**Try it**
In the data below, find every line with the string "title" and pull it out.

□ □ □ □ □ □ □

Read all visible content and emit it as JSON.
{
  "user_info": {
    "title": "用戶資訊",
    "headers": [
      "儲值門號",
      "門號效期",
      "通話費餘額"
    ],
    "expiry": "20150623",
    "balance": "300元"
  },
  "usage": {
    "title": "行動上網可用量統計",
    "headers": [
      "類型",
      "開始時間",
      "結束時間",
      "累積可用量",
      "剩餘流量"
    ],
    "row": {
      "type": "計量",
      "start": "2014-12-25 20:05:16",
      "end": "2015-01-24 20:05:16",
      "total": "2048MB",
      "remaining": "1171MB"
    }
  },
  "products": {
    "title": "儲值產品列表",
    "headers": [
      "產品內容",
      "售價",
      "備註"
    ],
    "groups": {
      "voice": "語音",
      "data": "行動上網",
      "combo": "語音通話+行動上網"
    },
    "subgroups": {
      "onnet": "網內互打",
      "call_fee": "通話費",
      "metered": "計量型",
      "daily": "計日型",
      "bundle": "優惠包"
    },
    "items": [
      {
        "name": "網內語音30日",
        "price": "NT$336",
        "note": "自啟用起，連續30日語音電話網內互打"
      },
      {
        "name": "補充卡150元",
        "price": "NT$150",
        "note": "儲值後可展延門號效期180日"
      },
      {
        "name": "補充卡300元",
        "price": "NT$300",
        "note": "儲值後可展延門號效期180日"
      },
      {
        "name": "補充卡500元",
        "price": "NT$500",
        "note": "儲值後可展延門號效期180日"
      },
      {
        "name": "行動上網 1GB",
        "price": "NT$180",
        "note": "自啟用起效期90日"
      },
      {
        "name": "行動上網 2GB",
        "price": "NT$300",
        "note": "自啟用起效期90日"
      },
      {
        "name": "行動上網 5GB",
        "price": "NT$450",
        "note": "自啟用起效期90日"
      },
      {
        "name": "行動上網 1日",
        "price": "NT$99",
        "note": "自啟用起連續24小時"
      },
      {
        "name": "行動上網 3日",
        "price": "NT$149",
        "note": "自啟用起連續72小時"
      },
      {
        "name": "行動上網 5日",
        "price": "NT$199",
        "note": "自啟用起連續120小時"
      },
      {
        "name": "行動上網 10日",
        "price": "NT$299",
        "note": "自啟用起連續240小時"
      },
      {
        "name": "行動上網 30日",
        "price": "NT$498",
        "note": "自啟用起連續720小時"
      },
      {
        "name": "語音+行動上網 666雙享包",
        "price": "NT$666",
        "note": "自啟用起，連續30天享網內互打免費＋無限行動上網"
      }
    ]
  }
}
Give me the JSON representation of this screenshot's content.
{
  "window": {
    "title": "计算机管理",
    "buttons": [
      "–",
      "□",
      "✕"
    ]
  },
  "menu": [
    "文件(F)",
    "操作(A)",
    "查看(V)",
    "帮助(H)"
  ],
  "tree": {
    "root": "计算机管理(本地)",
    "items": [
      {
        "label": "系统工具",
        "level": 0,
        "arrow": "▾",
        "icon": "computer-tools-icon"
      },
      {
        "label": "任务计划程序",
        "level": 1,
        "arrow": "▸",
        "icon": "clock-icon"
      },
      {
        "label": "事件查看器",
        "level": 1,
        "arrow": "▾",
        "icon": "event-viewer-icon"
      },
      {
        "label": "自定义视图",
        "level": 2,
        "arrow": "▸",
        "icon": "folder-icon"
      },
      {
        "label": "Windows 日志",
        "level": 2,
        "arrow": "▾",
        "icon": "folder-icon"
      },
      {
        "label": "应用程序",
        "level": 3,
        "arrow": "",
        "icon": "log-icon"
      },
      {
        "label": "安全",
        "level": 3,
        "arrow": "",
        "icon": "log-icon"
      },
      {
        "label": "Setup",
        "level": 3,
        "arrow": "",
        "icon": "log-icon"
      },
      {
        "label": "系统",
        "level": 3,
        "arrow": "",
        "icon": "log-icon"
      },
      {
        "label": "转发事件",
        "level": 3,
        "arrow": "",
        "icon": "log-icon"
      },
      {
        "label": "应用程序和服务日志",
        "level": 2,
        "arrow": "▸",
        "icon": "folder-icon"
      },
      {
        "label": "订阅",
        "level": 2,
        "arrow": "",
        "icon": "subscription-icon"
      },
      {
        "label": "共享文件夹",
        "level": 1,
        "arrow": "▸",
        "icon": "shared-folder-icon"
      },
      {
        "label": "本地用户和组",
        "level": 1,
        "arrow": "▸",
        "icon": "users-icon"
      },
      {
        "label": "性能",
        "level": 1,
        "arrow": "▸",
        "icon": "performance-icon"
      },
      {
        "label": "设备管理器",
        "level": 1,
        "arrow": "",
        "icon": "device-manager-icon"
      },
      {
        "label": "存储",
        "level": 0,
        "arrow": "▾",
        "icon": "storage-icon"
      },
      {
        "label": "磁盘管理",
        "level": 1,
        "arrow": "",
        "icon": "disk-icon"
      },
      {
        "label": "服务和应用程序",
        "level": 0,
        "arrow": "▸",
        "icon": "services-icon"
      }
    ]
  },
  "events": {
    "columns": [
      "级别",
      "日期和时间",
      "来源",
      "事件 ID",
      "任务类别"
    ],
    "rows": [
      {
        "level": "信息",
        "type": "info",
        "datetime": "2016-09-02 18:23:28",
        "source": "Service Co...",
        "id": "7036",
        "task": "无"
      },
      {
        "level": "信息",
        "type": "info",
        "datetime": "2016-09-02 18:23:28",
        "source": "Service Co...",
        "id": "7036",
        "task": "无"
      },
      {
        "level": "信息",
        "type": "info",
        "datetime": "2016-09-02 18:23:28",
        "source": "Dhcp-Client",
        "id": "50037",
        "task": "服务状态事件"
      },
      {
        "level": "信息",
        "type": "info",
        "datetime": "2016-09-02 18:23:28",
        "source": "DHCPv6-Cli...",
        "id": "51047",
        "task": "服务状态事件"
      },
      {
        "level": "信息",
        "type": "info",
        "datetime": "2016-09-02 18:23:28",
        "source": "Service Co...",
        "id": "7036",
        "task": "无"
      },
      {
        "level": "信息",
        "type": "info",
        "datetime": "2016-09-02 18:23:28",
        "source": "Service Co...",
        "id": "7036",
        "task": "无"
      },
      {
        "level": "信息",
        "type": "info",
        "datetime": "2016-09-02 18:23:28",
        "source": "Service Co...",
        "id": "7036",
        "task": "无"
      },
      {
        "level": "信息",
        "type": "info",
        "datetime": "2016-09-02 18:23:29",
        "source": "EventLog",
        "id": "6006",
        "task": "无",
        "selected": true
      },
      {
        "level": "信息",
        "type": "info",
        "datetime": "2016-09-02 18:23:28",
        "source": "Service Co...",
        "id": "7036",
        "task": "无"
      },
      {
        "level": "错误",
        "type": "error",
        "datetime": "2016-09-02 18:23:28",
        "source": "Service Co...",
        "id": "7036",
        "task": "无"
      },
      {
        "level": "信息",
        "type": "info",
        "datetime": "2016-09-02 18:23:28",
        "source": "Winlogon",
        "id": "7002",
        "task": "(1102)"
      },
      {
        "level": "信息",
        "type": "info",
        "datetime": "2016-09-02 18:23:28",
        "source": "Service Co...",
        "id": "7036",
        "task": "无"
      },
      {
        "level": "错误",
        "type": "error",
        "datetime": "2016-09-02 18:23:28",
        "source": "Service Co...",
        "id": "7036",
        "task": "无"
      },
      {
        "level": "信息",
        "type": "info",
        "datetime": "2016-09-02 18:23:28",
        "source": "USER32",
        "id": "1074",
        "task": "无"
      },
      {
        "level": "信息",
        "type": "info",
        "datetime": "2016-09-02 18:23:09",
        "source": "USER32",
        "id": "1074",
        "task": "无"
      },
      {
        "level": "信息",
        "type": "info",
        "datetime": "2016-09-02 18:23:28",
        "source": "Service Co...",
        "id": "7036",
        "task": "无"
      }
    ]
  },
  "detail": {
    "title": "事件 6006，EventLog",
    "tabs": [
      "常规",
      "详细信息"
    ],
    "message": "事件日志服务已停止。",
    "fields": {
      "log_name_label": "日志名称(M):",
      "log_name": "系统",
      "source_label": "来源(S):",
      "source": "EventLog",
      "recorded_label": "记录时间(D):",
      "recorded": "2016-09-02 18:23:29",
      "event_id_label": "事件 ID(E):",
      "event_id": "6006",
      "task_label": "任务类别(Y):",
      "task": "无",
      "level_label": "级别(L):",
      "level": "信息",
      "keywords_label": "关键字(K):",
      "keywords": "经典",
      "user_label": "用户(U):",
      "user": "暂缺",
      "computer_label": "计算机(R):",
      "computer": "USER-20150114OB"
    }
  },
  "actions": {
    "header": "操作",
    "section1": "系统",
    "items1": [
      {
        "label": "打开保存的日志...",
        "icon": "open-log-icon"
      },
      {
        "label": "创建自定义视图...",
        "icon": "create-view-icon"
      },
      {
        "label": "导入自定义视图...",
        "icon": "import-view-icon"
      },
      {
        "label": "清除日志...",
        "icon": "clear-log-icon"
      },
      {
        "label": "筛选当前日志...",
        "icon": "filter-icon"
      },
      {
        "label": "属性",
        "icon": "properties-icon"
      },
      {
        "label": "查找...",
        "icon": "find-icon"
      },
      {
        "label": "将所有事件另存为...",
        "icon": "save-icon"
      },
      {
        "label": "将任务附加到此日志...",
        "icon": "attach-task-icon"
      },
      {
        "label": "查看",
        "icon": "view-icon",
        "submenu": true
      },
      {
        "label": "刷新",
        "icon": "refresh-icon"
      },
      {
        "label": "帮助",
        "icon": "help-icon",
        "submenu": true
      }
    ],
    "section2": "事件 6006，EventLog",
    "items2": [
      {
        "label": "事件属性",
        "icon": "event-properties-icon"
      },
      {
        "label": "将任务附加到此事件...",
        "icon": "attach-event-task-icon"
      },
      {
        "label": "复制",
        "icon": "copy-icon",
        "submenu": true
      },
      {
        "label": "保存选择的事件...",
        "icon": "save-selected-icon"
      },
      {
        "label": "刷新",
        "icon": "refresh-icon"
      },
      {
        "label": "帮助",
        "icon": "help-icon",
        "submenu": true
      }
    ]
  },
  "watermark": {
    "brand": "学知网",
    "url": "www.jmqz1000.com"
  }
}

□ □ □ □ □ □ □

**Result of this task**
    "title": "用戶資訊",
    "title": "行動上網可用量統計",
    "title": "儲值產品列表",
    "title": "计算机管理",
    "title": "事件 6006，EventLog",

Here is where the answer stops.